"He gets like this before games," Andre explains. But he shoots two frames of Tony for the family album anyway. They don't turn out very well, but they are "better than nothing," Andre says.

Sam Goodwin is a basketball recruiter for South Carolina State College. He wears a blazer with the school's crest on the left breast and a red tie with the letters "SCS" down the center of it. He makes funny little notes and diagrams in a diary. He is one of the men who can mean scholarship money to basketballers, so he is treated with deference.

"It's hard to get a kid from the city to come to the country," Goodwin says. "But if we can get a kid to visit the campus, we'll get him."

The man sitting behind him grins, He is from the country himself, and he knows it's true. The man is Eddie Bledenbach, chief scout and recruiter for North Carolina State, the national champions two years ago.

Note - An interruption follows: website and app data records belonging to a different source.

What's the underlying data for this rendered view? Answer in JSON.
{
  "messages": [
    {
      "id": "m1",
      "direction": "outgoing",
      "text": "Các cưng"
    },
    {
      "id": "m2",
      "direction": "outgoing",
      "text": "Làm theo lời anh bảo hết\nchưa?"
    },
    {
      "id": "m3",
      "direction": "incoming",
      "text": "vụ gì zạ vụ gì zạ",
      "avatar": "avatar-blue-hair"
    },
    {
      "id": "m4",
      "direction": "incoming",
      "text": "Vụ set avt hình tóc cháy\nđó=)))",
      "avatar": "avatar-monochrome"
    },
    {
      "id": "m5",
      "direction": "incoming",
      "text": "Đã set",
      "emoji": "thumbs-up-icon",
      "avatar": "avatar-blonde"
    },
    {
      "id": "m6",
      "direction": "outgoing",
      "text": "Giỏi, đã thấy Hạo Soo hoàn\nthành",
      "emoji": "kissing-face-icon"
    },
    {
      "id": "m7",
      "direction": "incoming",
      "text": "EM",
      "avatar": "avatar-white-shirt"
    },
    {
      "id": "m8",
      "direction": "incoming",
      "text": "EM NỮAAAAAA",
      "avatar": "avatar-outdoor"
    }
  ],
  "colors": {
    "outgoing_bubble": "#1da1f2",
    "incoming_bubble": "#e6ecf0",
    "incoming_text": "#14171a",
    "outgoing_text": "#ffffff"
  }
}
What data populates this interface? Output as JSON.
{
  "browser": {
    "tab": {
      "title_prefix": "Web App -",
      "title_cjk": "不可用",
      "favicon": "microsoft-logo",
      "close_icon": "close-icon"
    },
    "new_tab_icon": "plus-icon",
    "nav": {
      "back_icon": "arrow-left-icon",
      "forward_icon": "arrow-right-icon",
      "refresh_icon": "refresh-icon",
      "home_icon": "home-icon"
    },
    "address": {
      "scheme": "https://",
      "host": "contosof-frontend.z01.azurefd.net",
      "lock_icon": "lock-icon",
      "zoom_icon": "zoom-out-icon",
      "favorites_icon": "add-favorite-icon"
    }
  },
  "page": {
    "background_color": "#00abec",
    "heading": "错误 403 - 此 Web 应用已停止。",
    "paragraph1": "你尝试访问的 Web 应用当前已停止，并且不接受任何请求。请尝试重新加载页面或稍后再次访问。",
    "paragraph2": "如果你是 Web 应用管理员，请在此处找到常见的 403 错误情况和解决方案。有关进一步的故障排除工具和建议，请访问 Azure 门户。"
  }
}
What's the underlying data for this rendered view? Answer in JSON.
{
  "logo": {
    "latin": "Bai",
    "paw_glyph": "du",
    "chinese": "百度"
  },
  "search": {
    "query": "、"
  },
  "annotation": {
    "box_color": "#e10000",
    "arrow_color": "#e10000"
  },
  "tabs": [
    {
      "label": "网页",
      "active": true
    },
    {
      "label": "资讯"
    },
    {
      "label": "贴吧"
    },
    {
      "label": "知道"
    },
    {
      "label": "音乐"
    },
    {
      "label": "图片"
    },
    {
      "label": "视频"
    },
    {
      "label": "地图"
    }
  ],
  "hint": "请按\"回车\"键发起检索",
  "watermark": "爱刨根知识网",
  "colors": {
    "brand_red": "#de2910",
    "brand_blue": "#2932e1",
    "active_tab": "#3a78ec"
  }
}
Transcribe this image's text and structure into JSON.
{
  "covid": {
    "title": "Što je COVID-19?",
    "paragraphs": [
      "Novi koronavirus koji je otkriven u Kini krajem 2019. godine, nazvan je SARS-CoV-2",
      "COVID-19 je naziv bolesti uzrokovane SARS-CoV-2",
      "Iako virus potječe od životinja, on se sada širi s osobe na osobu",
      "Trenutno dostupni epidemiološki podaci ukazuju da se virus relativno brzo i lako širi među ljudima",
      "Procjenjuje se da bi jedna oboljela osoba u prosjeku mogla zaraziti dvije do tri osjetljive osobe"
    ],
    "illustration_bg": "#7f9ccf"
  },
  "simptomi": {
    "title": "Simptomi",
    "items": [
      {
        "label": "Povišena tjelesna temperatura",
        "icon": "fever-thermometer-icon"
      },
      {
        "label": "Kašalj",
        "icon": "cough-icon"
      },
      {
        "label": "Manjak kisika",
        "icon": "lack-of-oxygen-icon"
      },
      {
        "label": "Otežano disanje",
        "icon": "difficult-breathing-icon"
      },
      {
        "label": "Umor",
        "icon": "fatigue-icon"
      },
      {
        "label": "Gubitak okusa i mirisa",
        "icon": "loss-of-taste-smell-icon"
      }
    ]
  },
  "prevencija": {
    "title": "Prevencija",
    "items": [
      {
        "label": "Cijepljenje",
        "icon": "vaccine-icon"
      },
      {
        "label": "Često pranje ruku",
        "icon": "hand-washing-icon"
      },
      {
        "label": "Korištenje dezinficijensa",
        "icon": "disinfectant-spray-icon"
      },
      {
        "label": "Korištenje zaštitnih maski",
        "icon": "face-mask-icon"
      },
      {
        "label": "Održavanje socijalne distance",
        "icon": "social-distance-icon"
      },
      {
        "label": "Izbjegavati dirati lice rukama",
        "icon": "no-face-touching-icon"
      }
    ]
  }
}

Two minutes left. Eastern, having lost to Dunbar twice last year, has a huge lead and is obviously about to get its revenge. Sensing the same thing, James Ratiff, Eastern's 6-foot-8 star, hurls his wristband into the Eastern rooting section. Bot much of a wedding bouquet maybe, but the thought is there.

So is the din. Great wails and shouts of victory well up. "Oh, pretty," shouts one girl. "Pretty, pretty, priteeee!"

Outside, after the game. Dunbar has finished on the short end of the score, as they say. But one student is still holding aloft a red and black Dunbar pompon, taped to a stick. It's as if he were carrying a flag.

"Ladies and gentlemen," he announces to the throng as it picks its way along the icy sidewalk. "Dunbar is still No.1!"

He is jeered and cheered in about equar amounnts.But listen, you, up there in New York: He isn't ignored.